DRIEBERGEN, THE NETHERLANDS, July 22 The remains
of the victims of last week's downing of a Malaysian airliner
will begin to arrive in the Netherlands on Wednesday, but the
intricate and harrowing process of giving names to the bodies
could take weeks or months, Dutch officials said.
Two military transport aircraft will touch down at 1400 GMT
at the airport in Eindhoven in the southern Netherlands on
Wednesday, which has been declared the country's first day of
mourning in more than half a century. The convoy will be the
first of many.
At Eindhoven, the first bodies will be unloaded to a solemn
trumpet salute as dignitaries including the Dutch King and Queen

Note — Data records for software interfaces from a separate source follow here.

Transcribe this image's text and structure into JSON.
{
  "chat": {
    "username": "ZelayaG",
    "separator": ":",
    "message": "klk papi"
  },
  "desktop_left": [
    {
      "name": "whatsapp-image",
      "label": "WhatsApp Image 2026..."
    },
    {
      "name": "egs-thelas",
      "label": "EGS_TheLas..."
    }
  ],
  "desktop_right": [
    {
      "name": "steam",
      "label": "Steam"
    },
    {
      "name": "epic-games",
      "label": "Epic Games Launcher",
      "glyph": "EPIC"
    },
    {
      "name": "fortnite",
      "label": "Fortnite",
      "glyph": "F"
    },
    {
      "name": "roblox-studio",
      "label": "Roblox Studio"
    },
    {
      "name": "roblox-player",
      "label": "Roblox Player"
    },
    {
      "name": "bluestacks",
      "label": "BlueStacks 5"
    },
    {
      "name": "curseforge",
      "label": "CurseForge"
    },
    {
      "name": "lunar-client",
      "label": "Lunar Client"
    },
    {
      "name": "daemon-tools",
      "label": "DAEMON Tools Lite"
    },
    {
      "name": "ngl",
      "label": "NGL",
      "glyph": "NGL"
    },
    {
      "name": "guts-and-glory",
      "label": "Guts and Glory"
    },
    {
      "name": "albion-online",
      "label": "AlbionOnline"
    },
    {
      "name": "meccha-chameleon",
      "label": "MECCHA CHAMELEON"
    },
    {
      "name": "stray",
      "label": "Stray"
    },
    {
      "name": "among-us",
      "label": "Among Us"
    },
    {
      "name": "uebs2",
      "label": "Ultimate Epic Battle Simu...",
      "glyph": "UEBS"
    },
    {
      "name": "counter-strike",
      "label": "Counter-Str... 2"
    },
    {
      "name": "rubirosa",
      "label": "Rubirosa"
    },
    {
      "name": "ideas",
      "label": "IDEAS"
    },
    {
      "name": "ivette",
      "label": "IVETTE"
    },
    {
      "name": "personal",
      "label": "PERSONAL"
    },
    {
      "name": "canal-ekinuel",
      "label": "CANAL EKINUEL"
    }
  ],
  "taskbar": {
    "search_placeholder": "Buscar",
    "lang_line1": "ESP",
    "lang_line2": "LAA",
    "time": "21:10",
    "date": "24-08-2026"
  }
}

and representatives of other countries that lost citizens look
on, the Dutch governement said.
The Netherlands is taking the lead in identifying the 298
victims of Thursday's crash, 193 of whom were Dutch. Some
preparatory work has been done in Kharkiv, where Dutch forensics
experts have established an operations centre.
But the real work will only start once the bodies have been
transported from Eindhoven to a military base in the town of
Hilversum, near Amsterdam. There, forensic examiners will
compare the remains with material gathered from family members.
"Since last Saturday, for three days already, we have 80
family detectives on the way to the relatives, who collect all
the information about the missing people," said Ed Krasziewski,
a spokesman for the national forensic investigation team.
That information includes personal identifying marks, from
tattoos to scars. Detectives have sought out dental records,
fingerprints and DNA material where it is available, and
assembled it all into a so-called ante-mortem file that is
available to compare with the remains stored in Hilversum.
"There are many victims," Krasziewski said. "We don't know
the state of the victims; we have to look at what they bring us
tomorrow, and then we will see."
Earlier on Tuesday, Prime Minister Mark Rutte said the
process of identifying the remains could take weeks or months.
Most of the bodies are already in Ukrainian-controlled
territory at Kharkiv, where identification teams from agencies
including Interpol are carrying out preliminary examinations.
But the Organisation for Security and Cooperation in Europe said
some body parts remain at the crash site in rebel-controlled
(Reporting By Svebor Kranjc and Thomas Escritt; Writing by
Thomas Escritt; Editing by Larry King)